This Land

An 1839 assassination of a Cherokee leader and a 1999 murder case – two crimes nearly two centuries apart provide the backbone to a 2020 Supreme Court decision that determined the fate of five tribes and nearly half the land in Oklahoma. Listen to a recent episode below or click the logo for more episodes! 

 
 
 
 
 
 
 

New Books in Native American Studies

Everything is in the name! This podcast features author interviews on their new books that contribute to the field of Native American Studies. Listen to a recent episode below or click the logo for more episodes! 

 

 
 
 
 
 
 
 
 

Native Opinion an American Indian Perspective

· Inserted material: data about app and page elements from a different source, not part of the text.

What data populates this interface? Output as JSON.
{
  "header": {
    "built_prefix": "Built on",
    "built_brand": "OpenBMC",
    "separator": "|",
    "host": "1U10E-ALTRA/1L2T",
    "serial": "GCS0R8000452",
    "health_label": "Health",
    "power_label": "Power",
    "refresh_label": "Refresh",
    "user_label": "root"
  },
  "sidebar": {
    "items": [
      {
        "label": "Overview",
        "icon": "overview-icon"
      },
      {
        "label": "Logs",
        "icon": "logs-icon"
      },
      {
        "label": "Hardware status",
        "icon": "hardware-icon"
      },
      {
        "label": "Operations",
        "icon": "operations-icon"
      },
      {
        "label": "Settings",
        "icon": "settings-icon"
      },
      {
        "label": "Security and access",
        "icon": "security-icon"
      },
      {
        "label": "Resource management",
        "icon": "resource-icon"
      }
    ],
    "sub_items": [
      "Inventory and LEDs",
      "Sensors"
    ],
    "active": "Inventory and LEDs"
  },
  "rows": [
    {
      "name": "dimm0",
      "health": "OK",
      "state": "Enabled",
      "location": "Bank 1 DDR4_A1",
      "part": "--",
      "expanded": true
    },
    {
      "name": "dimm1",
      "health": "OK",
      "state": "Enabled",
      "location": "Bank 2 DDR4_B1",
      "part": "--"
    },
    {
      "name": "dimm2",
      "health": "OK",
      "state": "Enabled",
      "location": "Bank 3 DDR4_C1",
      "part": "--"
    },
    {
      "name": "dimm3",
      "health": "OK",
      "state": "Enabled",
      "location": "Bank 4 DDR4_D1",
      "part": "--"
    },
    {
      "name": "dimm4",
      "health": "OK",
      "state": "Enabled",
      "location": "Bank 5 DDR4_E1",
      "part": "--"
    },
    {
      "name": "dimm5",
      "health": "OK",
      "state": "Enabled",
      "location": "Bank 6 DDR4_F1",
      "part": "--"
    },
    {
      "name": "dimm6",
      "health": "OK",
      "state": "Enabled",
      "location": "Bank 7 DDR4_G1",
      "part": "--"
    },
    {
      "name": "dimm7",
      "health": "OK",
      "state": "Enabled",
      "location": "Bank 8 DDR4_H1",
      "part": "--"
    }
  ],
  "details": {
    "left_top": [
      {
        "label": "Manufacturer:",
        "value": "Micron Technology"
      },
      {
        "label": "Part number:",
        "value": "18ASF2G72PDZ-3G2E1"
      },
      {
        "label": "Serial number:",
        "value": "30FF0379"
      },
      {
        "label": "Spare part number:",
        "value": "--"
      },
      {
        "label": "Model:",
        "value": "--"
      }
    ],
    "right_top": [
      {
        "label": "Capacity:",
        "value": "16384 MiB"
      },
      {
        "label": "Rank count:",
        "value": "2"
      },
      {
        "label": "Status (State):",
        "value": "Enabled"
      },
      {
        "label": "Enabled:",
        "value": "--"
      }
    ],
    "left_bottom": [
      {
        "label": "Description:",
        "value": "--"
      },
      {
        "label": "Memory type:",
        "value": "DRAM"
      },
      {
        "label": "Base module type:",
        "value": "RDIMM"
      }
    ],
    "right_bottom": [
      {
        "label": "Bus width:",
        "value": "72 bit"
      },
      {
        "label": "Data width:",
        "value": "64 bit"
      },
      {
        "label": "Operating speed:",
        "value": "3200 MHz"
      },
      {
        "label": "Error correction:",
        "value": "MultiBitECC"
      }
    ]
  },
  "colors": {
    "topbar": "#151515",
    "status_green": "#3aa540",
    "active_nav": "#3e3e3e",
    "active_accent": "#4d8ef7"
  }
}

Native Opinion is a unique Indigenous culture education Radio show & podcast from an American Indian perspective on current affairs. The Hosts of this show are Michael Kickingbear, an enrolled member of the Mashantucket Pequot tribal nation of Connecticut and David GreyOwl, of the Echoda Eastern Band of Cherokee nation of Alabama. Together they present Indigenous views on American history, politics, the environment, and culture. This show is open to all people, and its main focus is to provide education and insight about all things Native American. Sensitive subjects are explored such as American immigration policy, The United States political system. racism in America, plus a whole lot more. Listen to a recent episode below or click the logo for more episodes!

 
 
 

Videos

 

Aaron Huey's effort to photograph poverty in America led him to the Pine Ridge Indian Reservation, where the struggle of the native Lakota people -- appalling, and largely ignored -- compelled him to refocus. Five years of work later, his haunting photos intertwine with a shocking history lesson.

 
 

Still invisible and often an afterthought, indigenous peoples are uniting to protect the world's water, lands and history -- while trying to heal from genocide and ongoing inequality. Tribal attorney and Couchiching First Nation citizen Tara Houska chronicles the history of attempts by government and industry to eradicate the legitimacy of indigenous peoples' land and culture, including the months-long standoff at Standing Rock which rallied thousands around the world. "It's incredible what you can do when you stand together," Houska says. "Stand with us -- empathize, learn, grow, change the conversation."

 
 

Matika Wilbur, one of the Pacific Northwest's leading photographers, has exhibited extensively in regional, national, and international venues such as the Seattle Art Museum, the Burke Museum of Natural History and Culture, The Tacoma Art Museum, the Royal British Columbia Museum of Fine Arts, and the Nantes Museum of Fine Arts in France. She studied photography at the Rocky Mountain School of Photography in Montana and received a bachelor's degree from Brooks Institute of Photography in California. Her work led her to becoming a certified teacher at Tulalip Heritage High School, providing inspiration for the youth of her own indigenous community. Matika, a Native American woman of the Swinomish and Tulalip Tribes (Washington), is unique as an artist and social documentarian in Indian Country. The insight, depth, and passion with which she explores the contemporary Native identity and experience are communicated through the impeccable artistry of each of her silver gelating photographs.

 
 

Indigenous languages across North America are under threat of extinction due to the colonial legacy of cultural erasure, says linguist Lindsay Morcom. Highlighting grassroots strategies developed by the Anishinaabe people of Canada to revive their language and community, Morcom makes a passionate case for enacting policies that could protect Indigenous heritage for generations to come.

 
 

Late one night in 1871, a group of riders descended on a sleeping army camp, stole about 70 horses, and disappeared. Led by a young chief named Quanah Parker, the raid was the latest in a long series of altercations along the Texas frontier between indigenous people and United States forces. Who was this brave warrior? Dustin Tahmahkera details the life of the last chief of the Comanches. 

 
 

Kayla Briët creates art that explores identity and self-discovery -- and the fear that her culture may someday be forgotten. She shares how she found her creative voice and reclaimed the stories of her Dutch-Indonesian, Chinese and Native American heritage by infusing them into film and music time capsules.